Recorded data
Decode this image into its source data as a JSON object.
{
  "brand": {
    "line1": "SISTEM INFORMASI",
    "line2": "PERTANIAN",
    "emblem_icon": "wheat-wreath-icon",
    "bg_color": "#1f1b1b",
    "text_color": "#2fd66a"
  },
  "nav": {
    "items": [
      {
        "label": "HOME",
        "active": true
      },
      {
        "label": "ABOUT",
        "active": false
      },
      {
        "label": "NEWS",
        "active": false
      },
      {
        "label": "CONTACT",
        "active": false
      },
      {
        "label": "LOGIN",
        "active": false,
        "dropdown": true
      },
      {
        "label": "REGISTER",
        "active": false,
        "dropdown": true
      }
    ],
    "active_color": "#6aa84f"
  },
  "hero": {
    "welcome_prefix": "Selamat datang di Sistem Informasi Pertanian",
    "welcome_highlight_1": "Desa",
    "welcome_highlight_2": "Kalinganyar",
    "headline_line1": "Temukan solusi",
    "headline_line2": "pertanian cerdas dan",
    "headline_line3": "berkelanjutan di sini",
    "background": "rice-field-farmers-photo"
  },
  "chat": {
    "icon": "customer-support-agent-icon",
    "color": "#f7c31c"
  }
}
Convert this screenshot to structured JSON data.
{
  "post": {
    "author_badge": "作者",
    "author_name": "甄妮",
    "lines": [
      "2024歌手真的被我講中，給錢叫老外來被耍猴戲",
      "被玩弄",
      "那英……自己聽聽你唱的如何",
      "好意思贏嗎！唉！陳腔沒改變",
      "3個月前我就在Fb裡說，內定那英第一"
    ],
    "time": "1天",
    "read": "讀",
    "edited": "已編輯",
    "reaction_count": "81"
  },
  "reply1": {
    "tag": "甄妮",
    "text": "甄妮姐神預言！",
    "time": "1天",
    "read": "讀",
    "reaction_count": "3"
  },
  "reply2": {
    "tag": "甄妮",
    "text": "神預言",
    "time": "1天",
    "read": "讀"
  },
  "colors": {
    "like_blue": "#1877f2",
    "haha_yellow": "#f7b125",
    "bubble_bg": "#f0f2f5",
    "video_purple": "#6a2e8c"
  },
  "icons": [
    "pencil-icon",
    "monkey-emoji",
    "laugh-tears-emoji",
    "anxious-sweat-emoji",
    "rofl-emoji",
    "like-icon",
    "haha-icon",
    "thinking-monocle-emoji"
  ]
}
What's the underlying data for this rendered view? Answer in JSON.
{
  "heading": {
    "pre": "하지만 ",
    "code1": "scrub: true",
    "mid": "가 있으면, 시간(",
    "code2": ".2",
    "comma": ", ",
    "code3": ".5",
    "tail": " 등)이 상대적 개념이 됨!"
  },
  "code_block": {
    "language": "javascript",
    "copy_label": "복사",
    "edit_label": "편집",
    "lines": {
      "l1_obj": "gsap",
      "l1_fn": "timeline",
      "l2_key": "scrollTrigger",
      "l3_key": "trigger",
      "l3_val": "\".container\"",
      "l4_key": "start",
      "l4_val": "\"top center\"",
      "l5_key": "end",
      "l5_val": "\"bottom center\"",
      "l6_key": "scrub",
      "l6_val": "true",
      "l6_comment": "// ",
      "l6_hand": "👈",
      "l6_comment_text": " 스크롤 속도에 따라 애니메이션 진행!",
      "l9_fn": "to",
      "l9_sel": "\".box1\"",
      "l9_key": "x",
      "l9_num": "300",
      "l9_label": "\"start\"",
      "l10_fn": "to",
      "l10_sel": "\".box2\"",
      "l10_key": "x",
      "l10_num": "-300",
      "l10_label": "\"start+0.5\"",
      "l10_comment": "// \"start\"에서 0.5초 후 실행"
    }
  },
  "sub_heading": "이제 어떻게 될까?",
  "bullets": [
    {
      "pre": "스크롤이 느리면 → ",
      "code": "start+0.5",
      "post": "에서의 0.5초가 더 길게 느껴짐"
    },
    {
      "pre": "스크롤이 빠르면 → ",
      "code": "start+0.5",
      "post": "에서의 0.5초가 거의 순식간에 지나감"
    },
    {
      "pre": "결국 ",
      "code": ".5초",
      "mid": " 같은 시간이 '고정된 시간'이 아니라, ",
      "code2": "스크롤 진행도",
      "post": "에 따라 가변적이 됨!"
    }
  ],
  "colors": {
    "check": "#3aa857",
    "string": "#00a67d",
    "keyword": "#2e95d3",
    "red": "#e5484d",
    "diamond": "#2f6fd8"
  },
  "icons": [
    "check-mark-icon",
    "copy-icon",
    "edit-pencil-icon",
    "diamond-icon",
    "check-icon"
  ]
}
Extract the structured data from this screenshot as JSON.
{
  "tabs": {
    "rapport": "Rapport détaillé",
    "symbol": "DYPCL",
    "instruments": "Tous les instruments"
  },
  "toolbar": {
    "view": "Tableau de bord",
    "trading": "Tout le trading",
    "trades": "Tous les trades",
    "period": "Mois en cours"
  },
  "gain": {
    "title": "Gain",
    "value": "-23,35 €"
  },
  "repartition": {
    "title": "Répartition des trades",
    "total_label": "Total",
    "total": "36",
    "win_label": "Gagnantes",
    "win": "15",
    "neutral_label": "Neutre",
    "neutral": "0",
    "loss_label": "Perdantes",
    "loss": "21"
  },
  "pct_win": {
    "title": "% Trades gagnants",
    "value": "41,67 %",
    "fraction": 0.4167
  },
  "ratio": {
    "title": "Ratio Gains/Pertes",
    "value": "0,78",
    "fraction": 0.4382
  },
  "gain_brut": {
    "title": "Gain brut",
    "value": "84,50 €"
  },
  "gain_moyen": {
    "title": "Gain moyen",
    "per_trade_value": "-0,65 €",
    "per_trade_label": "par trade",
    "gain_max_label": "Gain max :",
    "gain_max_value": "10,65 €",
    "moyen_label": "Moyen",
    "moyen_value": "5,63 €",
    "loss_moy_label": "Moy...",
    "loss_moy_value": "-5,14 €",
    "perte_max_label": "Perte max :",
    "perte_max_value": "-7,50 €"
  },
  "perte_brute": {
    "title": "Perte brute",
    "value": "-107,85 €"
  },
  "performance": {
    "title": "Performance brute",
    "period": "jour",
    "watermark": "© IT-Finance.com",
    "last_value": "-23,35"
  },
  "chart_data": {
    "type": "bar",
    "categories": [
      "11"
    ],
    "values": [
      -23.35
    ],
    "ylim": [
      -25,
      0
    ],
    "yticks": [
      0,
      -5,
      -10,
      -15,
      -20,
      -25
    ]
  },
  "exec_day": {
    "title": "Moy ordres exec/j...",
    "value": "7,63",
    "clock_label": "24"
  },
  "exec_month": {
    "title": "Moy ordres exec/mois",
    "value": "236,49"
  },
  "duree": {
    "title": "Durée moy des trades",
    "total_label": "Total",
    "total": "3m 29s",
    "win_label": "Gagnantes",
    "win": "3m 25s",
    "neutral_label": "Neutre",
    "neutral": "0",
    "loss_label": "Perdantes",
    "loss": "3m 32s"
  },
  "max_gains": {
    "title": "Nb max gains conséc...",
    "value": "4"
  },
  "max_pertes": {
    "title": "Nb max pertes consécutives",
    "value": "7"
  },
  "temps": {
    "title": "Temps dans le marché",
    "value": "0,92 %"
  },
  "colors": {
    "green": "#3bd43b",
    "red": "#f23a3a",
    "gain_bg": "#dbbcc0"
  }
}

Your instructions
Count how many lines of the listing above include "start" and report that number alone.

Result of this task
6